Be Your Best Witness in Your Divorce

Posted on Mar 26, 2013 by Katie Carter

If you have to go to court in your divorce case, you’re probably pretty nervous. Most people haven’t been to court ever before, unless they had some sort of minor traffic infraction, and being in front of a judge is intimidating. You know that he’s going to hear some of the most intimate details of your life, and he is going to make some sort of judgment based on what he hears. It’s enough to make anybody suffer a sleepless night or two.

In most cases, your attorney will be able to reach a settlement before your hearing. A lot of times, especially with pendente lite hearings, the attorneys reach a settlement outside the courtroom. You could get all dressed up, go to court, settle your case to your satisfaction, and all your worrying would be for nothing. It’s a pretty likely scenario, because judges really do prefer when people are able to settle their disputes between themselves. It makes sense, after all, because you’re more likely to be satisfied and reach a fair conclusion if the two of you are responsible for reaching an agreement yourselves.

In the rare case that you actually make it in front of the judge, you’ll need to be prepared to testify. It’s intimidating, but if you follow these tips, you’ll help make sure that you come off well in front of the judge.

  1. Be calm.

Take a deep breath. Your attorney and your husband’s attorney will have an opportunity to ask you questions, but don’t let it work you up. You’re not on trial here; the judge is just trying to ascertain the facts. When your attorney asks you a question, answer it. When your husband’s attorney asks you a question, make sure you understand it, pause and give your attorney an opportunity to make an objection, and then answer it.

Crying won’t help, and neither will launching into a passive aggressive discussion about all the ways your husband has failed you and the family. Remember: divorce isn’t so much about fault. To the judge, divorce is a business transaction.

  1. Don’t overshare.

Answer the question, and nothing but the question. Don’t add extra information. If you can get away with a “yes,” or a “no,” that’s ideal. Don’t give the other attorney extra ammunition.

  1. Don’t get defensive.

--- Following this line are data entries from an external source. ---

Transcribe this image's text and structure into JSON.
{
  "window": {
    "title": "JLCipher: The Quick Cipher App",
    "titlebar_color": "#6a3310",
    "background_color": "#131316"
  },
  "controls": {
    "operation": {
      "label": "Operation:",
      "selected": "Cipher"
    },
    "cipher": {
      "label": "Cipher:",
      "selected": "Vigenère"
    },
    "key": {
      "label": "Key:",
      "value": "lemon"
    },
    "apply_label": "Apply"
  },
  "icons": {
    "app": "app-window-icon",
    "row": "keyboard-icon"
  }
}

You’re going to hear things that you don’t like. React calmly, coolly, and professionally. Remember that the judge is watching you and making decisions all the time.

  1. Don’t make faces when he’s testifying.

You also need to remember that you are making an impression on the judge even when you aren’t on the witness stand. If you’re sucking your teeth, rolling your eyes, making exasperated hand gestures, or scribbling furiously on your attorney’s notepad during your husband’s testimony, you’re going to like a little unglued.

I understand that it can be difficult to go into court and act like you’re fine when you’re going through a traumatic life transition. You’ve got a lot of competing emotions, and you’re afraid for the future. Your husband hasn’t always behaved honorably towards you, and you’re angry, hurt, scared, and frustrated. You still have to remember that the judge doesn’t feel any of those things, and will probably not understand if you’re hysterical in the middle of his courtroom. Remember that you’re always making an impression, and that the pressure is on you to make sure it’s a good one.